## Extracted information
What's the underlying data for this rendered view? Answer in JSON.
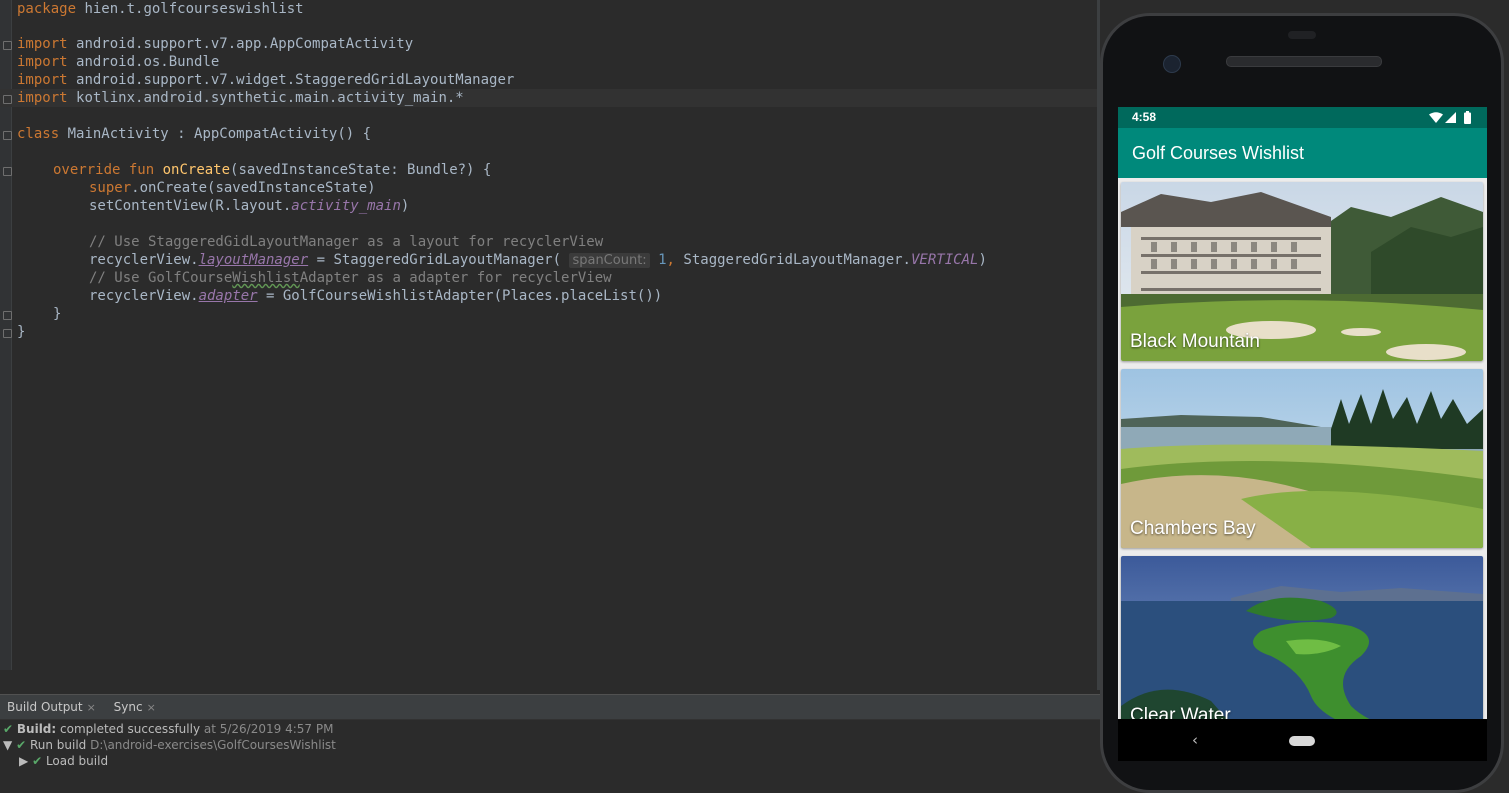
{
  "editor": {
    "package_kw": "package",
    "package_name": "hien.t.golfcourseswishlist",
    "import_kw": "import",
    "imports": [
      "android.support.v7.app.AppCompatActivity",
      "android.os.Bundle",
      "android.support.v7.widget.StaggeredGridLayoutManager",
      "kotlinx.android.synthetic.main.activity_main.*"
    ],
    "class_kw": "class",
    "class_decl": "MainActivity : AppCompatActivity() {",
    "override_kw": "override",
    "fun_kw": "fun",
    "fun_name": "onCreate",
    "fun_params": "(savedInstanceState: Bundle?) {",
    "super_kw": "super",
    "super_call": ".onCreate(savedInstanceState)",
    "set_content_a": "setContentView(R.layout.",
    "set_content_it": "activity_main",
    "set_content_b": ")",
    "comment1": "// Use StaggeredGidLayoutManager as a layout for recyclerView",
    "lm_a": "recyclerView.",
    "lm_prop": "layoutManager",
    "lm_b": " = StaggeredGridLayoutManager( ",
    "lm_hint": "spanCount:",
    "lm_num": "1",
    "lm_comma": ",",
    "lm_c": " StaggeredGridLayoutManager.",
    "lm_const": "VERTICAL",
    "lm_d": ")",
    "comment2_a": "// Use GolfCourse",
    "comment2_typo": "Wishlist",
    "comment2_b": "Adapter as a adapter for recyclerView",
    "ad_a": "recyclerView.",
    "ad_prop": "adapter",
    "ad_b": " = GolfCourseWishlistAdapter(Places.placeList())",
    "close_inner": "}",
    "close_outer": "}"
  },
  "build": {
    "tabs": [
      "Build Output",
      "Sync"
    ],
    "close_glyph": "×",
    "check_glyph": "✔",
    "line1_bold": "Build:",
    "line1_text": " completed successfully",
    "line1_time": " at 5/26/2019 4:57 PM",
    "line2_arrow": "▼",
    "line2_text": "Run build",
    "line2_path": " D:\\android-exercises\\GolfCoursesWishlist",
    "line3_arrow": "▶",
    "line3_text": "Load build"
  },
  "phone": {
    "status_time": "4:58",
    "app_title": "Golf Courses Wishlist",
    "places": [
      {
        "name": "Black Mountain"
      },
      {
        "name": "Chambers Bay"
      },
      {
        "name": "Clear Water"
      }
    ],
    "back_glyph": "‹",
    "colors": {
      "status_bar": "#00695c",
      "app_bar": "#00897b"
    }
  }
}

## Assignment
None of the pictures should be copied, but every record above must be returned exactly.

## Written solution
What's the underlying data for this rendered view? Answer in JSON.
{
  "editor": {
    "package_kw": "package",
    "package_name": "hien.t.golfcourseswishlist",
    "import_kw": "import",
    "imports": [
      "android.support.v7.app.AppCompatActivity",
      "android.os.Bundle",
      "android.support.v7.widget.StaggeredGridLayoutManager",
      "kotlinx.android.synthetic.main.activity_main.*"
    ],
    "class_kw": "class",
    "class_decl": "MainActivity : AppCompatActivity() {",
    "override_kw": "override",
    "fun_kw": "fun",
    "fun_name": "onCreate",
    "fun_params": "(savedInstanceState: Bundle?) {",
    "super_kw": "super",
    "super_call": ".onCreate(savedInstanceState)",
    "set_content_a": "setContentView(R.layout.",
    "set_content_it": "activity_main",
    "set_content_b": ")",
    "comment1": "// Use StaggeredGidLayoutManager as a layout for recyclerView",
    "lm_a": "recyclerView.",
    "lm_prop": "layoutManager",
    "lm_b": " = StaggeredGridLayoutManager( ",
    "lm_hint": "spanCount:",
    "lm_num": "1",
    "lm_comma": ",",
    "lm_c": " StaggeredGridLayoutManager.",
    "lm_const": "VERTICAL",
    "lm_d": ")",
    "comment2_a": "// Use GolfCourse",
    "comment2_typo": "Wishlist",
    "comment2_b": "Adapter as a adapter for recyclerView",
    "ad_a": "recyclerView.",
    "ad_prop": "adapter",
    "ad_b": " = GolfCourseWishlistAdapter(Places.placeList())",
    "close_inner": "}",
    "close_outer": "}"
  },
  "build": {
    "tabs": [
      "Build Output",
      "Sync"
    ],
    "close_glyph": "×",
    "check_glyph": "✔",
    "line1_bold": "Build:",
    "line1_text": " completed successfully",
    "line1_time": " at 5/26/2019 4:57 PM",
    "line2_arrow": "▼",
    "line2_text": "Run build",
    "line2_path": " D:\\android-exercises\\GolfCoursesWishlist",
    "line3_arrow": "▶",
    "line3_text": "Load build"
  },
  "phone": {
    "status_time": "4:58",
    "app_title": "Golf Courses Wishlist",
    "places": [
      {
        "name": "Black Mountain"
      },
      {
        "name": "Chambers Bay"
      },
      {
        "name": "Clear Water"
      }
    ],
    "back_glyph": "‹",
    "colors": {
      "status_bar": "#00695c",
      "app_bar": "#00897b"
    }
  }
}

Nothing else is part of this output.